There’s a case to be made that Bitcoin was the first-ever DAO. Bitcoin adheres to the principles of decentralized organizations, considering that it functions autonomously, has pre-programmed rules and it’s governed through a proof-of-work consensus protocol. Token holders are also incentivized to act in the network’s best interest, as a price surge in Bitcoin is in everyone’s common interest.
Another prominent example of a DAO is MakerDAO — a decentralized governance community that is the issuer of the stablecoin DAI. MakerDao has a decentralized governance structure, where stakeholders use MKR tokens to cast their suggestions and votes on protocol changes.
DAOstack, an open-source project focused on building decentralized governance frameworks, is yet another DAO. DAOstack offers fully decentralized, autonomous business models, where each business function is replaced by smart contract algorithms. Think of DAOstack as a pre-built template for launching a decentralized autonomous organization.
DASH, the organization behind the DASH token, the cryptocurrency currently ranked 79 by market capitalization, is also a popular example. DASH has a fully decentralized and autonomous governance structure.
JennyDAO is a decentralized organization in the non-fungible token space. This DAO provides fractional ownership of NFTs, where smart contracts control the organization’s NFT vault, as members oversee their purchase.
The Switzerland-based Jelurida ecosystem is a decentralized, autonomous blockchain software company that offers public, private, and hybrid blockchain implementations as a service. Jelurida strives for greater scalability, by separating their transactional coins used for smart contracts, and their governance tokens used within the organization.
5. What is the future of DAOs?
Decentralized autonomous organizations enable a community to work towards a common goal, without the need for a central coordinating entity. DAOs resolve the issues of trust, by programming their governance rules in smart contract algorithms, to steer the organization towards the common interest of the participants.

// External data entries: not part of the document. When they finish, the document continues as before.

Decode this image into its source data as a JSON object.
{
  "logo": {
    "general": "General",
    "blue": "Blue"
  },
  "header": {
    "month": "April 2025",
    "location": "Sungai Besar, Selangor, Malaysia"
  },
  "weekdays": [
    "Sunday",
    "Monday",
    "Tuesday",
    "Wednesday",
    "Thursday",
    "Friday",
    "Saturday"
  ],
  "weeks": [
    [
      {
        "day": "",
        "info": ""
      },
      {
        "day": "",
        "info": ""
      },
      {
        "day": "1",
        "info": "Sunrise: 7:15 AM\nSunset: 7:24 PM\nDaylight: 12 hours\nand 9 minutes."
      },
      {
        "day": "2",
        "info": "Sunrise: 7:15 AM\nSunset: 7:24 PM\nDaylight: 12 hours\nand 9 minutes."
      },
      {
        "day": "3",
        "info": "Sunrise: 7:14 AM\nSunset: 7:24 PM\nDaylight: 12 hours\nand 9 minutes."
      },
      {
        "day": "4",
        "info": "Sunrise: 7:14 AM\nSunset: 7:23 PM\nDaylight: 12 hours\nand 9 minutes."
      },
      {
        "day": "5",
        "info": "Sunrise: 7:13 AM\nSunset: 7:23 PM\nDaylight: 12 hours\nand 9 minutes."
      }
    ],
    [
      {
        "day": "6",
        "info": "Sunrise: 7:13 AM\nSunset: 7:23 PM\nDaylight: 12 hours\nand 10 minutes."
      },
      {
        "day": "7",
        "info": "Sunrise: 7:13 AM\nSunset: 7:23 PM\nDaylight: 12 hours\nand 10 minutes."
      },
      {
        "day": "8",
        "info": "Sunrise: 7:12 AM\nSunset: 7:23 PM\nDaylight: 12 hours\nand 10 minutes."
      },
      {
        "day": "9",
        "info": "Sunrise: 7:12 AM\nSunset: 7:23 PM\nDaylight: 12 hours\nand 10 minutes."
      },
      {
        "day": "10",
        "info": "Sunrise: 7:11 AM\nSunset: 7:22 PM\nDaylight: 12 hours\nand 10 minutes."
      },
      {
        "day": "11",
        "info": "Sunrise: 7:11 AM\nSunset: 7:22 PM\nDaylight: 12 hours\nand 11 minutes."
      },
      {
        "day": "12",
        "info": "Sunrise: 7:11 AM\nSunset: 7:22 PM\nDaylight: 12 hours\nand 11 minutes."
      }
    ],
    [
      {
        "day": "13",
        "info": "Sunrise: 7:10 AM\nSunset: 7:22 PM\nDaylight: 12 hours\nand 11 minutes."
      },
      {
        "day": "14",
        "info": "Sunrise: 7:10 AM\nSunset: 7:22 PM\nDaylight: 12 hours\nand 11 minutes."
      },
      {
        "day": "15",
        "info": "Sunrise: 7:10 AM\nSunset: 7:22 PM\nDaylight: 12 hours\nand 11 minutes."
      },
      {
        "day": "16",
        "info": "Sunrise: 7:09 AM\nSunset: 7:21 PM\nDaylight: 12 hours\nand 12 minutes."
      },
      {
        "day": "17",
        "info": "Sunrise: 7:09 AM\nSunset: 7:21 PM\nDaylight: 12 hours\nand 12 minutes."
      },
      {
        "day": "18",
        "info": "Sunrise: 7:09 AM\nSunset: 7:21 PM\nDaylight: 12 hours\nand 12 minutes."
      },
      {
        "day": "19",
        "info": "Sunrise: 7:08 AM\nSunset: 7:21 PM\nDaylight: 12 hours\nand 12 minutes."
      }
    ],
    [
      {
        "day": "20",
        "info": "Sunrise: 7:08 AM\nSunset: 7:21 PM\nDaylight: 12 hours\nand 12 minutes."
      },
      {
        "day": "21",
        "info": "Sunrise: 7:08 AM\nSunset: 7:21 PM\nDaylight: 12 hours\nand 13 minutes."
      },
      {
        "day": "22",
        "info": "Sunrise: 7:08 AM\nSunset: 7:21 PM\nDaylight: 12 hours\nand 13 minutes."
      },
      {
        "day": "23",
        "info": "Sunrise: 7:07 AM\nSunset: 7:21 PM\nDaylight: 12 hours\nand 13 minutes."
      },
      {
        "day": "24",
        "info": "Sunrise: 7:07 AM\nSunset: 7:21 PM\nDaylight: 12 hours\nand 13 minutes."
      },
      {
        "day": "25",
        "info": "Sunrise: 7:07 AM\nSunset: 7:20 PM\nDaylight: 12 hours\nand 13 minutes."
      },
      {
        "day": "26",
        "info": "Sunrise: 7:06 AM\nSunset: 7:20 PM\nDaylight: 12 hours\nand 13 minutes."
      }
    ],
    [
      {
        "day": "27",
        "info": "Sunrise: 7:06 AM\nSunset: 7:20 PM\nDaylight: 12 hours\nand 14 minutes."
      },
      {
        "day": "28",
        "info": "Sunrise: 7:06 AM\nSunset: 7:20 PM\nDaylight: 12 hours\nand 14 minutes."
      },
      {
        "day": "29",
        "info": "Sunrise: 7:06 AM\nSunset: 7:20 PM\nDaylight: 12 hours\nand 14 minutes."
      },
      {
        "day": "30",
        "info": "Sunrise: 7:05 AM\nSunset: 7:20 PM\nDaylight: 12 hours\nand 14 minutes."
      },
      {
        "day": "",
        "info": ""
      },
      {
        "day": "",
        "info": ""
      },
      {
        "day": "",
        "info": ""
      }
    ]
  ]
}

Despite their potential as a new and disruptive organizational structure, DAOs still face issues related to their security and legality. There is also a lack of understanding by new investors looking to get involved, not to mention the technical competence required to maintain and secure the underlying infrastructure and consensus mechanism.
Even in the world of cryptocurrency and decentralized finance, DAOs are still an uncommon occurrence. But they’re slowly emerging as an alternative organizational structure. According to DeepDAO, there are now 181 DAOs, and the DAO ecosystem’s total assets under management (AUM) have grown from US$7.6 billion to US$13.4 billion from July to now.
The main driving force behind DAOs is their use cases, which will continuously increase as we make advancements in artificial intelligence, automation, the internet of things (IoT) and blockchain technology. One of its most sought-out use cases is DACs, or decentralized autonomous companies, that ditch the traditional corporate hierarchy in favor of decentralization. ShapeShift, a Denver-based company that offers global digital-asset trading platforms, is an employer that is remaking itself into a DAO.
Another new use case for DAOs is DAVs — or decentralized autonomous vehicles. DAV, a blockchain-based transportation protocol, is developing a decentralized transportation network using these principles. DAV imagines a future where smart contracts can be employed for everyday functions, such as programming cars to drive themselves to the mechanic, operating taxicabs or ride-sharing services autonomously and enabling vehicles to transact directly with client passengers.
As the economies head towards increasingly decentralized, could DAOs be in the future of government? It may not be a far stretch to imagine decentralized autonomous governments, where each citizen could be a national governance token holder.